_Task details_
Gather up every line from the entries below that uses the word "author".

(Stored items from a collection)
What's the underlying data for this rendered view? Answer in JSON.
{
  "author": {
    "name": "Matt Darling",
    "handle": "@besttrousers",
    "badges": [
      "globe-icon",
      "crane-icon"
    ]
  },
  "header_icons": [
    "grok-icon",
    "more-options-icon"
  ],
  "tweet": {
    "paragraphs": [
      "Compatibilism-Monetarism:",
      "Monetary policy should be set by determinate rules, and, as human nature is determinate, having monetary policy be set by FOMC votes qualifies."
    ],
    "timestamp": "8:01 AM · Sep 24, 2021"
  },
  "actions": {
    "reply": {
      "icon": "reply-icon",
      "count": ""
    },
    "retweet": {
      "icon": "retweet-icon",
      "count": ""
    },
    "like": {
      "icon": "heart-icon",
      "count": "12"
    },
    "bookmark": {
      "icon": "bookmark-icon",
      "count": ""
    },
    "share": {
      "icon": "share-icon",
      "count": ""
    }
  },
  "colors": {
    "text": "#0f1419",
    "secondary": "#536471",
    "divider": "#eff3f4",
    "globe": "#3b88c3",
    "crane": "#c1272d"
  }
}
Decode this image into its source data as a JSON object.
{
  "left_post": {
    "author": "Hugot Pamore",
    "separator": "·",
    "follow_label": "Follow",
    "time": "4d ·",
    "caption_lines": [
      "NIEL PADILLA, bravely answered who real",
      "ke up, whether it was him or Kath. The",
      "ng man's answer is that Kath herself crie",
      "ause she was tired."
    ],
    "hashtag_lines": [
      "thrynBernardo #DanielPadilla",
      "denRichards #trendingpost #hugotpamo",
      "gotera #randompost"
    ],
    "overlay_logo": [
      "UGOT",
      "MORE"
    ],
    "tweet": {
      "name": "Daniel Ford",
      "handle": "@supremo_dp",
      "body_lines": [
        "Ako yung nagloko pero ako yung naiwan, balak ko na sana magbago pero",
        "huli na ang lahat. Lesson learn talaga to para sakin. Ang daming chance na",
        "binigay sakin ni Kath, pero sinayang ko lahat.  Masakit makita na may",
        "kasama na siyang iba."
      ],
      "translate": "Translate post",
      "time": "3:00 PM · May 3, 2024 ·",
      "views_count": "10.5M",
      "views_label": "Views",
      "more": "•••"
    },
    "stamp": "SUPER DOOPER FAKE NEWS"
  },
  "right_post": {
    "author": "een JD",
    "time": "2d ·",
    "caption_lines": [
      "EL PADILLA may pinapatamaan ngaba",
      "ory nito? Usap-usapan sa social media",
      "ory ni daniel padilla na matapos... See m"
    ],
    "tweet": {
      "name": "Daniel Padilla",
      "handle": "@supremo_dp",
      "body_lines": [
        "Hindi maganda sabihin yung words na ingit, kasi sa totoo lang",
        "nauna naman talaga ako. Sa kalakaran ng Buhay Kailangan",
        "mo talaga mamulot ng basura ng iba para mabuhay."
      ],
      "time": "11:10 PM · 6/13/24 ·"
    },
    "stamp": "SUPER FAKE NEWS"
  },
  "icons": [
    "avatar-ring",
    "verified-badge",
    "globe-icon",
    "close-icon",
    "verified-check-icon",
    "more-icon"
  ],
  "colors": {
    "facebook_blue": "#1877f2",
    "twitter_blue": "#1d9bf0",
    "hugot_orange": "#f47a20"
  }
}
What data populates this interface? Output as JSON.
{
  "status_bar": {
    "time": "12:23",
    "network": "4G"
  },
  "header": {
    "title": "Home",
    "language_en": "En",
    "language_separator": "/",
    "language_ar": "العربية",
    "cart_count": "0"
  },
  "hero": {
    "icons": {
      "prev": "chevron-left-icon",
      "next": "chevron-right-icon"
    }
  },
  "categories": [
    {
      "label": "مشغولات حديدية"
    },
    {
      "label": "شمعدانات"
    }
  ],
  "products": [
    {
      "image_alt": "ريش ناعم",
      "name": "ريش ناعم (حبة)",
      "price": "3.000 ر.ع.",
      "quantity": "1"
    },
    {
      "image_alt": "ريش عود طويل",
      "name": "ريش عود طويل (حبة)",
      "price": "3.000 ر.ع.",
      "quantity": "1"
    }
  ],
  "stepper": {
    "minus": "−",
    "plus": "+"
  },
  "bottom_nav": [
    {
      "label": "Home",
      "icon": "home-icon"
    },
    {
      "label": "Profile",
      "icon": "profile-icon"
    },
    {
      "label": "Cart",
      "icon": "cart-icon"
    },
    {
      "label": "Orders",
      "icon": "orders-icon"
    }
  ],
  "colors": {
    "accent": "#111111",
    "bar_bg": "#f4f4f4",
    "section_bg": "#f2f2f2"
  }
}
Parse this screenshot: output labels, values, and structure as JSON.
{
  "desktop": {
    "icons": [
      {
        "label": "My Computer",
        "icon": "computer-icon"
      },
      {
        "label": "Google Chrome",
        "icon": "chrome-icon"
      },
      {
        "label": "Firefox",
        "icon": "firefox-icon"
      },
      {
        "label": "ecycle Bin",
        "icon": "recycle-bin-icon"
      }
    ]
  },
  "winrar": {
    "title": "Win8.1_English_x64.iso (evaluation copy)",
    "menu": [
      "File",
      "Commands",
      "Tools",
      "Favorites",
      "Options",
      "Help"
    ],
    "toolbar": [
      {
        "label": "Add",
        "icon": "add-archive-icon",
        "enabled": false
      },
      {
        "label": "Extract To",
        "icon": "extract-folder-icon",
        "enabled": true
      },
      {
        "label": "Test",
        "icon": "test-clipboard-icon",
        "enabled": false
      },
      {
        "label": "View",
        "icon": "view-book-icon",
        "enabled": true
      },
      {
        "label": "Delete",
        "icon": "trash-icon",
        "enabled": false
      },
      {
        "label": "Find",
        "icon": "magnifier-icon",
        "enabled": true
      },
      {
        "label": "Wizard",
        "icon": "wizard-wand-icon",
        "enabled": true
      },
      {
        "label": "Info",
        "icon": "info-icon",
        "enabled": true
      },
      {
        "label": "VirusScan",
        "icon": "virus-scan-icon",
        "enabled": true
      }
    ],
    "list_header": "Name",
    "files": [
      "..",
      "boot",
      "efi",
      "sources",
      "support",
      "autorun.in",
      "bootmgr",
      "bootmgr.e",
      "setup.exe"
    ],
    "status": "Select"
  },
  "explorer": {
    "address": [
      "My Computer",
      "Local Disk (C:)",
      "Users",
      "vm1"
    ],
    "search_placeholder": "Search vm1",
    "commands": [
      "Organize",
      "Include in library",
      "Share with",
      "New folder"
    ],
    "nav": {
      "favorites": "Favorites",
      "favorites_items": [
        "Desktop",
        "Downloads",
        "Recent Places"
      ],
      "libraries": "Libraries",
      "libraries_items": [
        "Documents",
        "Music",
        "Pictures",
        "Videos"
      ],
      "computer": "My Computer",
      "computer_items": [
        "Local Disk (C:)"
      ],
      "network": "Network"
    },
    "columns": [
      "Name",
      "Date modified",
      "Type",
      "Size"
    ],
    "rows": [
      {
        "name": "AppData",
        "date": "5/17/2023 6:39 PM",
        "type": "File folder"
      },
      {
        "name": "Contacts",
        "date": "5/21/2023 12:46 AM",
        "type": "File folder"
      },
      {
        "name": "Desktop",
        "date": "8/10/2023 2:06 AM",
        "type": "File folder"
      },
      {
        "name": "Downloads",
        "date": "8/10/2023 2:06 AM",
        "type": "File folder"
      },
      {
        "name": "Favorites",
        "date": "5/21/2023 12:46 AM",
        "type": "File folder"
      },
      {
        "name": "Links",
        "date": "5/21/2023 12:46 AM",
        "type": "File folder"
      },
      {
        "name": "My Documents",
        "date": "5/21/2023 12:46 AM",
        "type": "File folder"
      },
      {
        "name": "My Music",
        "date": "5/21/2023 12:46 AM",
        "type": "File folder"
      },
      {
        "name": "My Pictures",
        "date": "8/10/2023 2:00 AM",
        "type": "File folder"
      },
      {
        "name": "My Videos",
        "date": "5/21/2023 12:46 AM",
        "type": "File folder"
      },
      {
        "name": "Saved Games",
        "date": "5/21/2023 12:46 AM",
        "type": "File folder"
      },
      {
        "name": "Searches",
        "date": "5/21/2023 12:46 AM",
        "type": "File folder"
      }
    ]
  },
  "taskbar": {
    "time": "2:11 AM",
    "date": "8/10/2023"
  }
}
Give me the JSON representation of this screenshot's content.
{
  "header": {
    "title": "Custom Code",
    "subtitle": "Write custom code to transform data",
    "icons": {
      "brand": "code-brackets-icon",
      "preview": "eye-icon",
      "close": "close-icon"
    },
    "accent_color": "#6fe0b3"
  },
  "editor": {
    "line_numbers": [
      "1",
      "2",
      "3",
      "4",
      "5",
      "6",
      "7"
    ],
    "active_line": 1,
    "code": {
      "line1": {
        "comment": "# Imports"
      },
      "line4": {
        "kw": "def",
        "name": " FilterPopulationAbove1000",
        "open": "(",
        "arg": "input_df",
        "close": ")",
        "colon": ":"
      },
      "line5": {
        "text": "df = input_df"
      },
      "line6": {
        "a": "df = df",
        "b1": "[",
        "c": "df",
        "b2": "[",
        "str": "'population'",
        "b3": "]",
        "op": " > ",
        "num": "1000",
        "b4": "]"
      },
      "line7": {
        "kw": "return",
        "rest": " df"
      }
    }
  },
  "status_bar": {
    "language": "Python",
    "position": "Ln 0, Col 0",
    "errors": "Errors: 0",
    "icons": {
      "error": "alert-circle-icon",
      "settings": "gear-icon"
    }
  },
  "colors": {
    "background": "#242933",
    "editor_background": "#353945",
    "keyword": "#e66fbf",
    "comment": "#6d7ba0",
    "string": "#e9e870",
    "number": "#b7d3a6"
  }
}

_Response area_
  "author": {
    "author": "Hugot Pamore",
    "author": "een JD",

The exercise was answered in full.